- Lane acknowledges how much his support does help, how “insufferable” she sometimes was with “her constant fits of pique at Darling,” which his behaviour doesn’t merit, and which are at least partially caused by her own frustrations about the limitations society imposes upon women.
The combination of all three leads to some measured and nuanced conversations between the two, which I don’t always see with this dynamic, and just makes me root for them more.
The mystery in this novel is probably my favourite of the three Lane Winslow novels I’ve read so far. It’s a cold case, a death from about 30 years ago, discovered when the Hughes family (sisters Gwen and Mabel, and their octogenarian mother Gladys) find a child’s skeleton in their root cellar. As somber as their discovery is, I have to admit this novel has the funniest opening I’ve ever read in this series, with Gwen and Mabel, both women in their 50s, arguing over chores. I absolutely adore Gwen, Mabel, and Gladys, and their family dynamic, and I’m so glad this mystery gave us a deeper dive into their lives! This mystery also led Gwen to learning quite a bit more about her sister’s past, and while the denouement was handled with great restraint, I like to think that the sisters became a lot closer because of it. And if they ever appear again in future books, I know I’ll look upon them very differently!

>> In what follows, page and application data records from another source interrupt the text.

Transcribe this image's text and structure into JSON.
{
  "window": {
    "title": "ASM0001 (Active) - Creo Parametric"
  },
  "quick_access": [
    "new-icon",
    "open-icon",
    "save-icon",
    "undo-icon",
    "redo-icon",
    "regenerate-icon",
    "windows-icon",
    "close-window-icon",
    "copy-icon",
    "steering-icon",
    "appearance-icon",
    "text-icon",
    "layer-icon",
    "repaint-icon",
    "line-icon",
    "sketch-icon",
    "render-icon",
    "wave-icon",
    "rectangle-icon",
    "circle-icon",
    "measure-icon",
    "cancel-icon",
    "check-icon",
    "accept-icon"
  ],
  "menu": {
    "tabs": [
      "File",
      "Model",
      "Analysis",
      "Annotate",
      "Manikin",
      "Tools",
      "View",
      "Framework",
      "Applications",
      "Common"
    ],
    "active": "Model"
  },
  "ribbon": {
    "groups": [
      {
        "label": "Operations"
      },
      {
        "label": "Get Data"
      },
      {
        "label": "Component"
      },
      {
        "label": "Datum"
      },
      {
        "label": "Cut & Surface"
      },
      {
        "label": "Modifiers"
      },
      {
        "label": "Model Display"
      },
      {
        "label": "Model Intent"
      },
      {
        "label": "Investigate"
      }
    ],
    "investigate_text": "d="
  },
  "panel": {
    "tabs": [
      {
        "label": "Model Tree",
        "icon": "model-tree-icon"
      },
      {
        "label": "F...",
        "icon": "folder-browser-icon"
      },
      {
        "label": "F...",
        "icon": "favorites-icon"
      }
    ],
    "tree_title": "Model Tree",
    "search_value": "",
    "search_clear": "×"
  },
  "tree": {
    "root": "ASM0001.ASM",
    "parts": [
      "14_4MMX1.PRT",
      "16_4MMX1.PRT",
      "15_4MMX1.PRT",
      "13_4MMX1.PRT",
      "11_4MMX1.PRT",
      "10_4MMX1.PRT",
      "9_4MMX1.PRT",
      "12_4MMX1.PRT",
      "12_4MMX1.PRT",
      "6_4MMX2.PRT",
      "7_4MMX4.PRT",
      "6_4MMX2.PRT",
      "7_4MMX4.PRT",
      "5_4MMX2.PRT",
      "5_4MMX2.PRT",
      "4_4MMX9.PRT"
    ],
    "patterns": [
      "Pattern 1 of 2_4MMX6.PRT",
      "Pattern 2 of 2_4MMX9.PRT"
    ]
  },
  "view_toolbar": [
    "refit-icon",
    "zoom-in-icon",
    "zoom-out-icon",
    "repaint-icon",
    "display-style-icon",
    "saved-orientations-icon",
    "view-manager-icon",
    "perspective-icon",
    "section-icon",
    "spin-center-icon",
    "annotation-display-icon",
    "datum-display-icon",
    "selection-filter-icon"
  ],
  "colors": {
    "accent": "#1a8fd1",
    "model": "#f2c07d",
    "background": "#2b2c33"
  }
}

Another feature I love in the Lane Winslow mysteries is how much I learn about Canadian history. This investigation into the child’s identity and the circumstances around their death led to some flashback scenes about Home Children. These are orphans in England (or poor children whom police found on the streets without parents) who are sent to Canada presumably to be adopted into better lives. But many were abused, or adopted primarily to be used as cheap / free labour, and this novel interweaves the story of a family of Home Children with the mystery. (The British PM made an official apology to Home Children in 2010.)
The novel fell short for me in two ways. First, the Lane-in-peril subplot, while it was resolved well, felt completely random and unnecessary. Part of it may be how it was handled — we see the situation first from Darling’s perspective, and then get a flurry of backstory from Lane later, which reduces the sense of urgency. But also, I don’t get why the perpetrator would have done it in the first place — they seem to get no benefit from it, and when they speak, even they don’t seem to have their heart in what they’re doing. As a result, this subplot seemed shoehorned in only to deepen the Lane and Darling relationship, and as much as I love the relationship subplot, I dislike how forced this subplot felt. Iona Whishaw could do — and has done — better in making dangerous situations feel organic.
Another, minor, snag for me is the subplot about the runaway teen, which had nothing to do with the central mystery. It was an interesting commentary on the limitations society imposes on women, and a way to show how even the usually-perfect Darling can subconsciously falter in his progressiveness. There was also a scene that somewhat tangentially connected it to the main mystery. But overall, I wish that it had either been integrated more fully into the main mystery, or that this subplot had been more fully integrated with the series characters. As it was, it felt fairly tangential, and while I agree with its main points, it ultimately fell flat for me.
Overall, however, this is by far my favourite of the Lane Winslow series so far. (I’ve also reviewed Book 1 and Book 2.) The Hughes sisters and their mom are fantastic, and I’d love to see more of them. The big reveal was, ultimately, more sad than anything, and while part of me wishes it was happier, I love how complex and human so many of these characters are, and how much Whishaw managed to make me care for them within a single book. And, as always, I’m excited to see Lane and Darling’s relationship progress, and I can’t wait to see what happens next for them!
Thank you to TouchWood Editions for a copy of this book in exchange for an honest review.